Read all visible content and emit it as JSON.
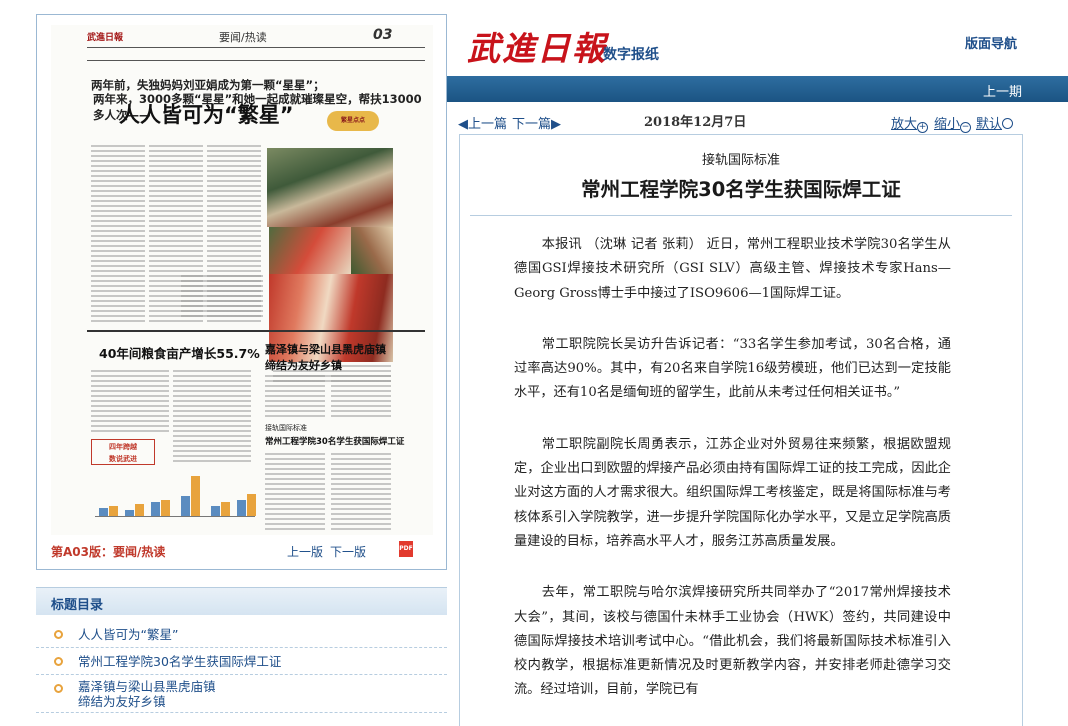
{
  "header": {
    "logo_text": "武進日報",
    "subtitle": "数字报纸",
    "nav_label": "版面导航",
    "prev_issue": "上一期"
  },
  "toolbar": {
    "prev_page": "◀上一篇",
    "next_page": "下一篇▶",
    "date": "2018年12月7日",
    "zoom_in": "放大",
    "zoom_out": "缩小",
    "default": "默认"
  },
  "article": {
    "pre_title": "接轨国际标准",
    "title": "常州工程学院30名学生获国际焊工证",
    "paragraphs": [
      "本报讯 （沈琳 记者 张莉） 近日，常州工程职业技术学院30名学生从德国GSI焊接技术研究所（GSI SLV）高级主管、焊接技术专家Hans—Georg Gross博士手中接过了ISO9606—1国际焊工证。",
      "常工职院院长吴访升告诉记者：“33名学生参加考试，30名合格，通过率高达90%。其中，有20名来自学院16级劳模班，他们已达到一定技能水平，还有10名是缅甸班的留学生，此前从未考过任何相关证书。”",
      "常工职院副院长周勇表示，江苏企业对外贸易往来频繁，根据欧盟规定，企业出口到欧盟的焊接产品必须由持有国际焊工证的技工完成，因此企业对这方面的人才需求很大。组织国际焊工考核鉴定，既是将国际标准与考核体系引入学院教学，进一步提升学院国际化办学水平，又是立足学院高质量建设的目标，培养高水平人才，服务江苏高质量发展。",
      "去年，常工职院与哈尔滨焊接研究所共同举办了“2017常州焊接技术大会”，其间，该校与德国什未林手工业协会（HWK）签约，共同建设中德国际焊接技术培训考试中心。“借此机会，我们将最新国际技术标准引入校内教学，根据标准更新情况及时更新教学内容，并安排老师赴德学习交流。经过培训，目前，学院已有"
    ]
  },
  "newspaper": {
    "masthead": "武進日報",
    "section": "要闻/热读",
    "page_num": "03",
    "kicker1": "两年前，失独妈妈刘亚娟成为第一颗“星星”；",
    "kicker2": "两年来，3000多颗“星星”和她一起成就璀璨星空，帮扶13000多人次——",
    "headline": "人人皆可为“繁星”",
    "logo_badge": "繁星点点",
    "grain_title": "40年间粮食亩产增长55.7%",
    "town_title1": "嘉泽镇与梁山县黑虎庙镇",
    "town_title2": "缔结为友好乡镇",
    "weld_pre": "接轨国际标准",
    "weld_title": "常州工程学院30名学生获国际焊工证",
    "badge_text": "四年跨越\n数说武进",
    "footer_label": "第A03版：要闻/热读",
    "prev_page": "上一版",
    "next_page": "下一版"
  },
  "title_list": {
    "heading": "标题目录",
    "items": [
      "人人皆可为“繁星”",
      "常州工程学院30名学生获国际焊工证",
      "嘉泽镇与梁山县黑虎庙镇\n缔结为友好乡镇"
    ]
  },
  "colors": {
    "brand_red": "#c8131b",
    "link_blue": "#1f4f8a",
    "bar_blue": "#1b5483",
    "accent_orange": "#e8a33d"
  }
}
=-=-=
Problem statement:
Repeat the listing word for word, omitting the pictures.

Solved problem:
Read all visible content and emit it as JSON.
{
  "header": {
    "logo_text": "武進日報",
    "subtitle": "数字报纸",
    "nav_label": "版面导航",
    "prev_issue": "上一期"
  },
  "toolbar": {
    "prev_page": "◀上一篇",
    "next_page": "下一篇▶",
    "date": "2018年12月7日",
    "zoom_in": "放大",
    "zoom_out": "缩小",
    "default": "默认"
  },
  "article": {
    "pre_title": "接轨国际标准",
    "title": "常州工程学院30名学生获国际焊工证",
    "paragraphs": [
      "本报讯 （沈琳 记者 张莉） 近日，常州工程职业技术学院30名学生从德国GSI焊接技术研究所（GSI SLV）高级主管、焊接技术专家Hans—Georg Gross博士手中接过了ISO9606—1国际焊工证。",
      "常工职院院长吴访升告诉记者：“33名学生参加考试，30名合格，通过率高达90%。其中，有20名来自学院16级劳模班，他们已达到一定技能水平，还有10名是缅甸班的留学生，此前从未考过任何相关证书。”",
      "常工职院副院长周勇表示，江苏企业对外贸易往来频繁，根据欧盟规定，企业出口到欧盟的焊接产品必须由持有国际焊工证的技工完成，因此企业对这方面的人才需求很大。组织国际焊工考核鉴定，既是将国际标准与考核体系引入学院教学，进一步提升学院国际化办学水平，又是立足学院高质量建设的目标，培养高水平人才，服务江苏高质量发展。",
      "去年，常工职院与哈尔滨焊接研究所共同举办了“2017常州焊接技术大会”，其间，该校与德国什未林手工业协会（HWK）签约，共同建设中德国际焊接技术培训考试中心。“借此机会，我们将最新国际技术标准引入校内教学，根据标准更新情况及时更新教学内容，并安排老师赴德学习交流。经过培训，目前，学院已有"
    ]
  },
  "newspaper": {
    "masthead": "武進日報",
    "section": "要闻/热读",
    "page_num": "03",
    "kicker1": "两年前，失独妈妈刘亚娟成为第一颗“星星”；",
    "kicker2": "两年来，3000多颗“星星”和她一起成就璀璨星空，帮扶13000多人次——",
    "headline": "人人皆可为“繁星”",
    "logo_badge": "繁星点点",
    "grain_title": "40年间粮食亩产增长55.7%",
    "town_title1": "嘉泽镇与梁山县黑虎庙镇",
    "town_title2": "缔结为友好乡镇",
    "weld_pre": "接轨国际标准",
    "weld_title": "常州工程学院30名学生获国际焊工证",
    "badge_text": "四年跨越\n数说武进",
    "footer_label": "第A03版：要闻/热读",
    "prev_page": "上一版",
    "next_page": "下一版"
  },
  "title_list": {
    "heading": "标题目录",
    "items": [
      "人人皆可为“繁星”",
      "常州工程学院30名学生获国际焊工证",
      "嘉泽镇与梁山县黑虎庙镇\n缔结为友好乡镇"
    ]
  },
  "colors": {
    "brand_red": "#c8131b",
    "link_blue": "#1f4f8a",
    "bar_blue": "#1b5483",
    "accent_orange": "#e8a33d"
  }
}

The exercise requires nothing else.